What the task asks | Wherever a line below holds the word "tcpdf", copy that line.

(Material provided)

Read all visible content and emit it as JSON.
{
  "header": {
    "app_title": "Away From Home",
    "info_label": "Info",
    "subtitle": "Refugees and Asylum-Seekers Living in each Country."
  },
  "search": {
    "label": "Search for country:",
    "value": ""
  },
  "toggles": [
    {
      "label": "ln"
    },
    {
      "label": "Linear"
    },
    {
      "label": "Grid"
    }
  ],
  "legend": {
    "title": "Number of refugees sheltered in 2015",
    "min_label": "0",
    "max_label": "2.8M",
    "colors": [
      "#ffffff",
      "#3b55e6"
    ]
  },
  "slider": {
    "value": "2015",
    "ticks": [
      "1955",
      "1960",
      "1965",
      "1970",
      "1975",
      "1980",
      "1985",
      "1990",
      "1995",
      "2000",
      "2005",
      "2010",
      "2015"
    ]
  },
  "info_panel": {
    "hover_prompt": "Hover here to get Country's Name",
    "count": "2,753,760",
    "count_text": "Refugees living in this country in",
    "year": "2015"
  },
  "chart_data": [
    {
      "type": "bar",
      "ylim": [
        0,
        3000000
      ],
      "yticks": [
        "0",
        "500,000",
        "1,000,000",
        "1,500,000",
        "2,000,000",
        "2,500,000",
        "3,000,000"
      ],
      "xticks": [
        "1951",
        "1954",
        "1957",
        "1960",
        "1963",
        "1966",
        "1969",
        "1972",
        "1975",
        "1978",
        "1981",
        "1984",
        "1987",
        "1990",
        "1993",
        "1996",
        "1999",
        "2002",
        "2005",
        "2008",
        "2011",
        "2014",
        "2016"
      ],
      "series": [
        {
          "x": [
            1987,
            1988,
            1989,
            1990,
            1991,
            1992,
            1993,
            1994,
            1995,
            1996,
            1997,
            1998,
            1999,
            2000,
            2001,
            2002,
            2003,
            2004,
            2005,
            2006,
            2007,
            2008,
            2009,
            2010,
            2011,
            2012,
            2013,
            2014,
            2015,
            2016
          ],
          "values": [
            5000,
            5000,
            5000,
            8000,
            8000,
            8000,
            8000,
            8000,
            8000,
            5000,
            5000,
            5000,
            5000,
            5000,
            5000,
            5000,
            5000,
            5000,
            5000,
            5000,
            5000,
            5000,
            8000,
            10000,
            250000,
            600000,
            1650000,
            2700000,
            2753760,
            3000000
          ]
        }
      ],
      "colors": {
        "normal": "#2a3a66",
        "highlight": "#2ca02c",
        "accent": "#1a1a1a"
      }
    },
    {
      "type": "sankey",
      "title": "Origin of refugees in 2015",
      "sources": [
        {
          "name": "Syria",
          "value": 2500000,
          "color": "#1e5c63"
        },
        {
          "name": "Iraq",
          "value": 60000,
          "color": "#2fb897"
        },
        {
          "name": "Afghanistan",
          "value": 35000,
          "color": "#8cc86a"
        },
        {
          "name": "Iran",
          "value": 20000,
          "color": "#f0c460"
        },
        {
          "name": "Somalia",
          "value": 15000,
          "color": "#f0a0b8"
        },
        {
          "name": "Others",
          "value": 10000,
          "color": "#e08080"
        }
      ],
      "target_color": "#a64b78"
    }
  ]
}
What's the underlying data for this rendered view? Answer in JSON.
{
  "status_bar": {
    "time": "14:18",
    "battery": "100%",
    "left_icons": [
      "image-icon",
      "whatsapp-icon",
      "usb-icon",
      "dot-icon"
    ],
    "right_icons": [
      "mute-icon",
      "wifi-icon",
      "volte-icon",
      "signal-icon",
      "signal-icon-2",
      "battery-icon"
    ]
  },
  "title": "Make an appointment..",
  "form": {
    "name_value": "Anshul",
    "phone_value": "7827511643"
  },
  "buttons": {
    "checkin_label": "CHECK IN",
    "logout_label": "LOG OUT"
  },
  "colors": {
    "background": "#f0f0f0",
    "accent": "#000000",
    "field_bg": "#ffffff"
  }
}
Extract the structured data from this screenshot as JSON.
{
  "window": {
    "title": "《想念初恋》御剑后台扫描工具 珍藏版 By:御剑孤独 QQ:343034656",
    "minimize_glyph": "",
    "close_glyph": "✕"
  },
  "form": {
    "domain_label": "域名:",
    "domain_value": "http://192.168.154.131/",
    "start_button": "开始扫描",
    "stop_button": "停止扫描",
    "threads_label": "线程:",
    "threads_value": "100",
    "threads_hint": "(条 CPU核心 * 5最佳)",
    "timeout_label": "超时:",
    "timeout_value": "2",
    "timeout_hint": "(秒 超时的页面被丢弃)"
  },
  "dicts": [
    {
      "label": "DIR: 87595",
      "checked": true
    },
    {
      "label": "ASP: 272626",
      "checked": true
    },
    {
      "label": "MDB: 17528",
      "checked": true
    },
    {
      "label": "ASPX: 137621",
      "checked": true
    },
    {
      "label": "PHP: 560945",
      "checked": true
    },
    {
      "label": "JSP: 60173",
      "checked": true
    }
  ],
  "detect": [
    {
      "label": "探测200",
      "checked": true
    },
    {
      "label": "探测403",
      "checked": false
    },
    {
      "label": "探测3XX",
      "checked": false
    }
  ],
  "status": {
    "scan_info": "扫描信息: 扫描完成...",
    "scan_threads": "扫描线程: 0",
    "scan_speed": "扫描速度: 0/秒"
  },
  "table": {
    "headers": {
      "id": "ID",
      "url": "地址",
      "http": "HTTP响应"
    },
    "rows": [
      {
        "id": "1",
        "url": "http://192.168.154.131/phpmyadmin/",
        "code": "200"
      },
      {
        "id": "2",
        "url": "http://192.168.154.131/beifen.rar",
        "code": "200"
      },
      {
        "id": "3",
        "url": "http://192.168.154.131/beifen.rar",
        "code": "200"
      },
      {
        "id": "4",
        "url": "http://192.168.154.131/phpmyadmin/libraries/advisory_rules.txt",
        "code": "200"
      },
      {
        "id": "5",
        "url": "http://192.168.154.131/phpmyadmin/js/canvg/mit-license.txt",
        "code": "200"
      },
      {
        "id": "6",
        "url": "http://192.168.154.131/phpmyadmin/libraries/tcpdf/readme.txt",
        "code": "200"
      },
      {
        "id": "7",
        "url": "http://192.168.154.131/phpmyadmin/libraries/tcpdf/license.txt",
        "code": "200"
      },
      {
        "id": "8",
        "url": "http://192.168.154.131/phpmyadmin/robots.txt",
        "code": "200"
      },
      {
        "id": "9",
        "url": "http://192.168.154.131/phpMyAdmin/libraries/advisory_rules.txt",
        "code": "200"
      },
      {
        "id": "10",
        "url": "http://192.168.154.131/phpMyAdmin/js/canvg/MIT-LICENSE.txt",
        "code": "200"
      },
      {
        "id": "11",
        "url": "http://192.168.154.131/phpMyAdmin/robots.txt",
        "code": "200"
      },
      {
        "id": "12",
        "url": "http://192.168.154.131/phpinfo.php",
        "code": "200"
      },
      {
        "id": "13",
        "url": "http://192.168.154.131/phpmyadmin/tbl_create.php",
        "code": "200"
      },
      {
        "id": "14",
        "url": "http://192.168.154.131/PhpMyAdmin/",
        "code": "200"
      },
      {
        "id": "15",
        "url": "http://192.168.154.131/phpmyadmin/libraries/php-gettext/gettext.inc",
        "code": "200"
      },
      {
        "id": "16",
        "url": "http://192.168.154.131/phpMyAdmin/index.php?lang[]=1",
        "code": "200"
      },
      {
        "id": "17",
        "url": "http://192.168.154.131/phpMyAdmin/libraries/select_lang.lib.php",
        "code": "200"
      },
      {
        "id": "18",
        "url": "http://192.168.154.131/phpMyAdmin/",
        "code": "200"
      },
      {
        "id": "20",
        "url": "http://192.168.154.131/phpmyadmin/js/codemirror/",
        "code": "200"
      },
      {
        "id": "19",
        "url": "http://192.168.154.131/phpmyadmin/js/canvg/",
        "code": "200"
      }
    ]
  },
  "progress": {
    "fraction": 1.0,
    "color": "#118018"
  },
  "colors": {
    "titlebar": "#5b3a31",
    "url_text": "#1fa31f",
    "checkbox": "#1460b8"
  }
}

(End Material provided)

Answer to the exercise |
        "url": "http://192.168.154.131/phpmyadmin/libraries/tcpdf/readme.txt",
        "url": "http://192.168.154.131/phpmyadmin/libraries/tcpdf/license.txt",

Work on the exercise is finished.